CIPFA, whose members work mainly in services such as health, education and government, hopes the move will help make its qualification more attractive.
But it says the main driver behind its request is the increasing overlap between the private and public sectors. More organisations using public funding are being set up as companies governed by the Companies Act. Allowing members to register as auditors, says CIPFA, will allow them to pursue public money into such organisations.
Former KPMG partner Lord Colin Sharman raised concerns earlier this year about the audit of such bodies, including the company which ran the Dome, as he unveiled a review of central government audit.
Vernon Soare, the institute’s policy and technical director, told Accountancy Age: ‘This is something we are doing in terms of responding to the changing environment in which public sector finance is working. Members will be able to sign off external accounts of organisations with a Companies Act framework.’
CIPFA has asked the Department of Trade and Industry to grant it recognised qualifying body status under the Companies Act, allowing members to attain auditor status. It hopes for an initial response next month.
Changes to its syllabus will be required and qualified members will need extra training.
New growth opportunities in Aberdeen, North East Scotland, are being invested in by Grant Thornton
If businesses do not take cyber security seriously in their business planning regulators may do it for them, the ICAEW has warned
The Financial Reporting Council has issued guidance regarding the annual reporting of 1,200 large and smaller listed companies. The letter highlighted the key issues and improvements that can be made in the 2016 reporting season

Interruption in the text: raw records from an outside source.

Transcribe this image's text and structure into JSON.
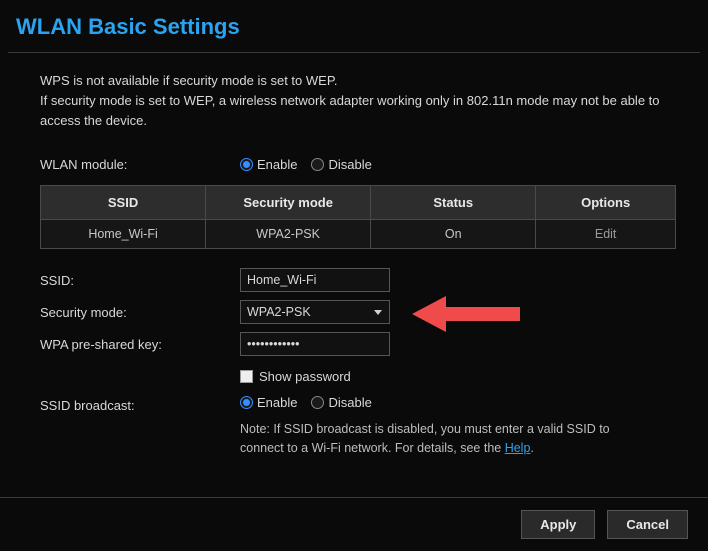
{
  "title": "WLAN Basic Settings",
  "warning": {
    "line1": "WPS is not available if security mode is set to WEP.",
    "line2": "If security mode is set to WEP, a wireless network adapter working only in 802.11n mode may not be able to access the device."
  },
  "wlan_module": {
    "label": "WLAN module:",
    "enable": "Enable",
    "disable": "Disable",
    "value": "enable"
  },
  "table": {
    "headers": {
      "ssid": "SSID",
      "security_mode": "Security mode",
      "status": "Status",
      "options": "Options"
    },
    "rows": [
      {
        "ssid": "Home_Wi-Fi",
        "security_mode": "WPA2-PSK",
        "status": "On",
        "options": "Edit"
      }
    ]
  },
  "form": {
    "ssid": {
      "label": "SSID:",
      "value": "Home_Wi-Fi"
    },
    "security_mode": {
      "label": "Security mode:",
      "value": "WPA2-PSK"
    },
    "wpa_key": {
      "label": "WPA pre-shared key:",
      "value": "••••••••••••"
    },
    "show_password": {
      "label": "Show password",
      "checked": false
    },
    "ssid_broadcast": {
      "label": "SSID broadcast:",
      "enable": "Enable",
      "disable": "Disable",
      "value": "enable",
      "note_prefix": "Note: If SSID broadcast is disabled, you must enter a valid SSID to connect to a Wi-Fi network. For details, see the ",
      "note_link": "Help",
      "note_suffix": "."
    }
  },
  "buttons": {
    "apply": "Apply",
    "cancel": "Cancel"
  }
}
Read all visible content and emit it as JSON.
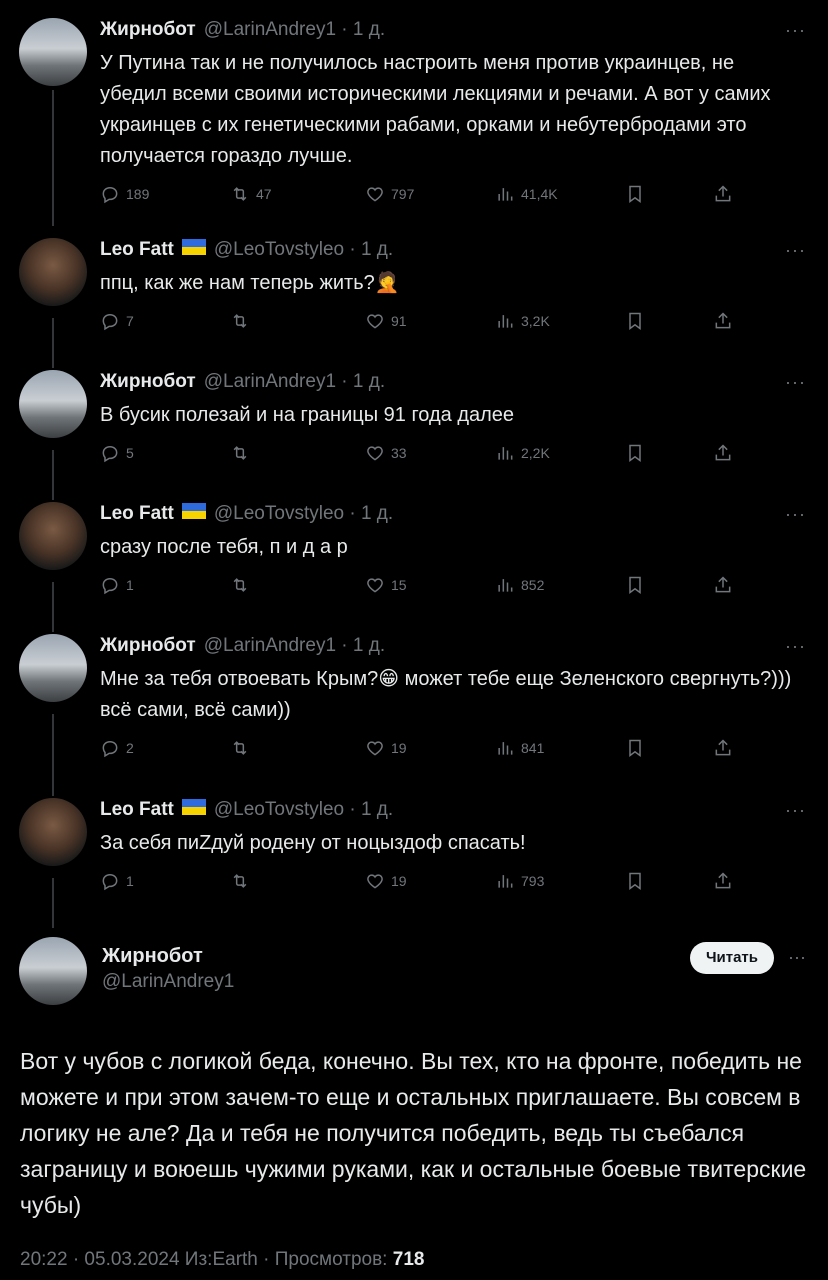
{
  "replies": [
    {
      "author": "Жирнобот",
      "handle": "@LarinAndrey1",
      "time": "1 д.",
      "flag": false,
      "text": "У Путина так и не получилось настроить меня против украинцев, не убедил всеми своими историческими лекциями и речами. А вот у самих украинцев с их генетическими рабами, орками и небутербродами это получается гораздо лучше.",
      "replies": "189",
      "retweets": "47",
      "likes": "797",
      "views": "41,4K"
    },
    {
      "author": "Leo Fatt",
      "handle": "@LeoTovstyleo",
      "time": "1 д.",
      "flag": true,
      "text": "ппц, как же нам теперь жить?🤦",
      "replies": "7",
      "retweets": "",
      "likes": "91",
      "views": "3,2K"
    },
    {
      "author": "Жирнобот",
      "handle": "@LarinAndrey1",
      "time": "1 д.",
      "flag": false,
      "text": "В бусик полезай и на границы 91 года далее",
      "replies": "5",
      "retweets": "",
      "likes": "33",
      "views": "2,2K"
    },
    {
      "author": "Leo Fatt",
      "handle": "@LeoTovstyleo",
      "time": "1 д.",
      "flag": true,
      "text": "сразу после тебя, п и д а р",
      "replies": "1",
      "retweets": "",
      "likes": "15",
      "views": "852"
    },
    {
      "author": "Жирнобот",
      "handle": "@LarinAndrey1",
      "time": "1 д.",
      "flag": false,
      "text": "Мне за тебя отвоевать Крым?😁 может тебе еще Зеленского свергнуть?))) всё сами, всё сами))",
      "replies": "2",
      "retweets": "",
      "likes": "19",
      "views": "841"
    },
    {
      "author": "Leo Fatt",
      "handle": "@LeoTovstyleo",
      "time": "1 д.",
      "flag": true,
      "text": "За себя пиZдуй родену от ноцыздоф спасать!",
      "replies": "1",
      "retweets": "",
      "likes": "19",
      "views": "793"
    }
  ],
  "main": {
    "author": "Жирнобот",
    "handle": "@LarinAndrey1",
    "follow_label": "Читать",
    "text": "Вот у чубов с логикой беда, конечно. Вы тех, кто на фронте, победить не можете и при этом зачем-то еще и остальных приглашаете. Вы совсем в логику не але? Да и тебя не получится победить, ведь ты съебался заграницу и воюешь чужими руками, как и остальные боевые твитерские чубы)",
    "meta": "20:22 · 05.03.2024 Из:Earth · Просмотров:",
    "views": "718"
  },
  "ui": {
    "more": "···",
    "dot": "·"
  },
  "colors": {
    "bg": "#000000",
    "text": "#e7e9ea",
    "muted": "#71767b",
    "line": "#333639"
  },
  "icons": [
    "reply-icon",
    "retweet-icon",
    "like-icon",
    "views-icon",
    "bookmark-icon",
    "share-icon"
  ]
}
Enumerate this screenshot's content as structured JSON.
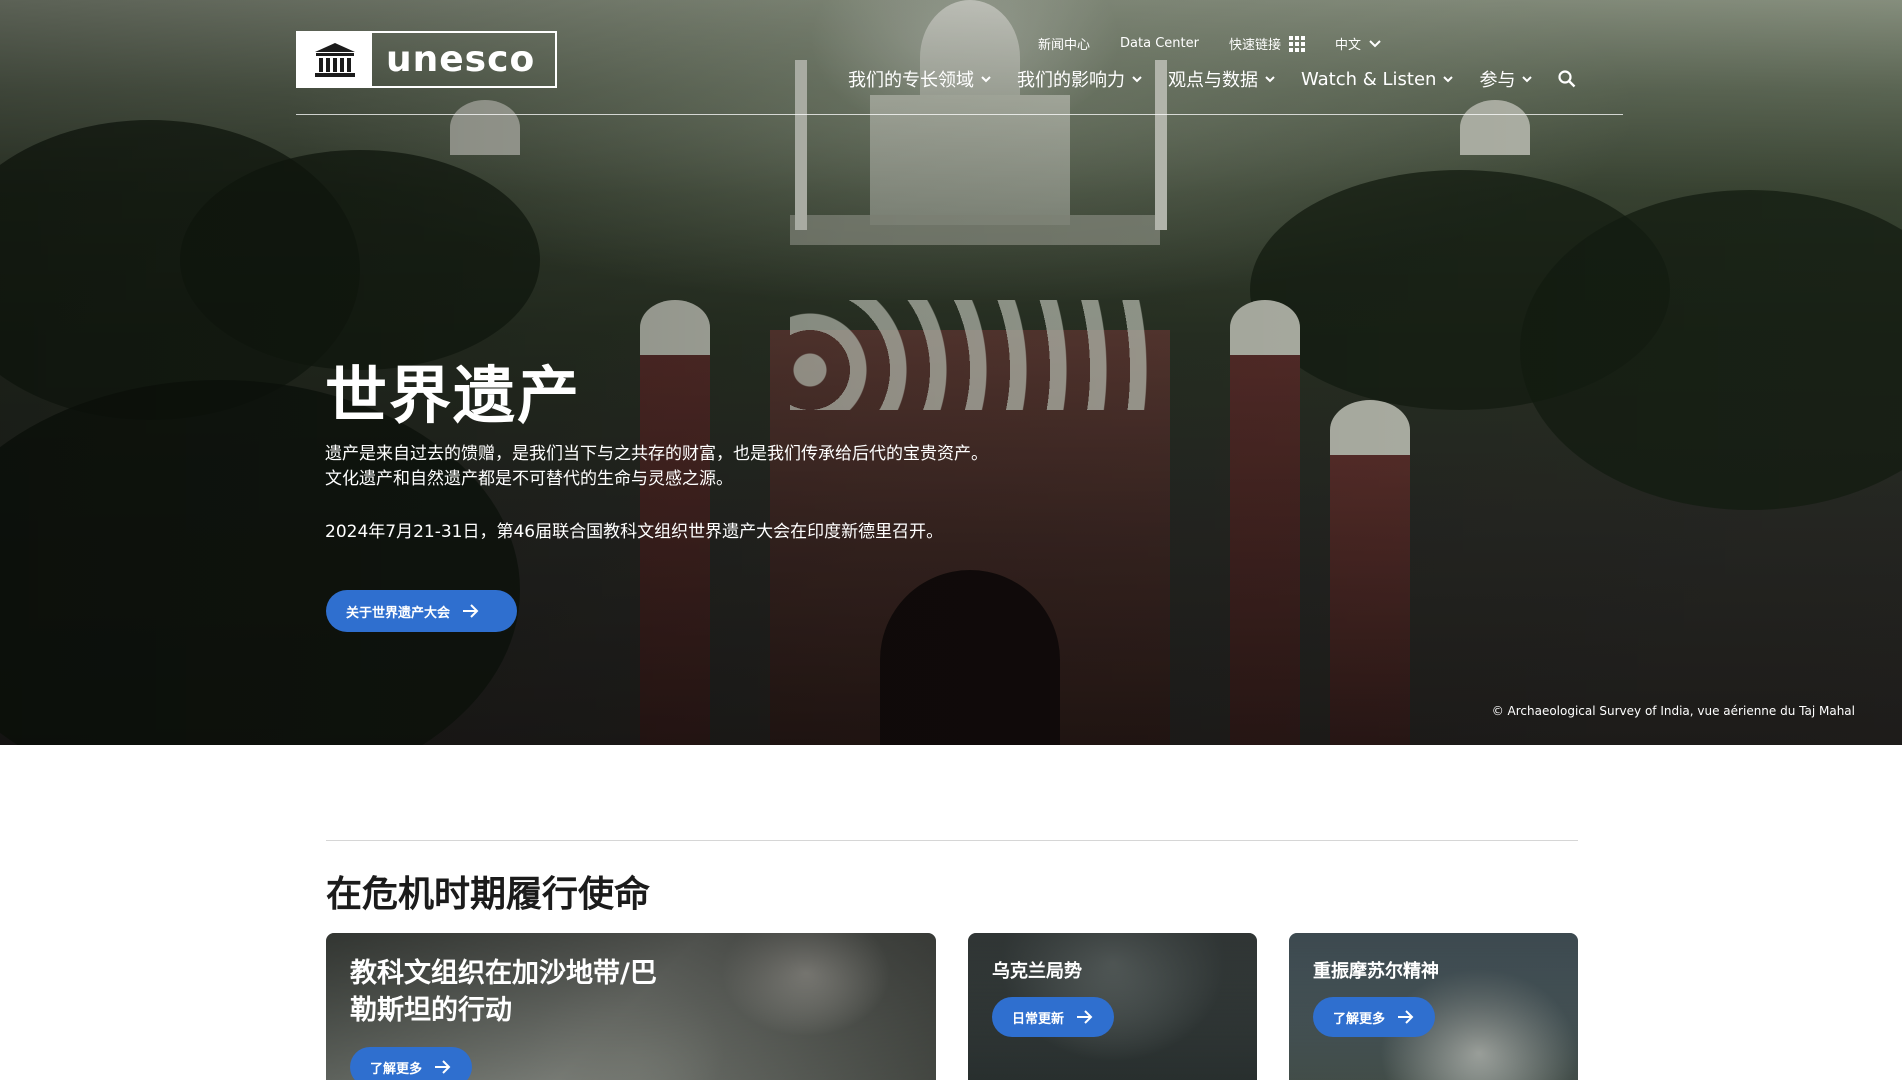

Deloitte's north-west Europe foray; BDO, Smith & Williamson investment paths; Shelley Stock Hutter; and Wilkins Kennedy discussed by editor Kevin Reed on our Friday Afternoon Live broadcast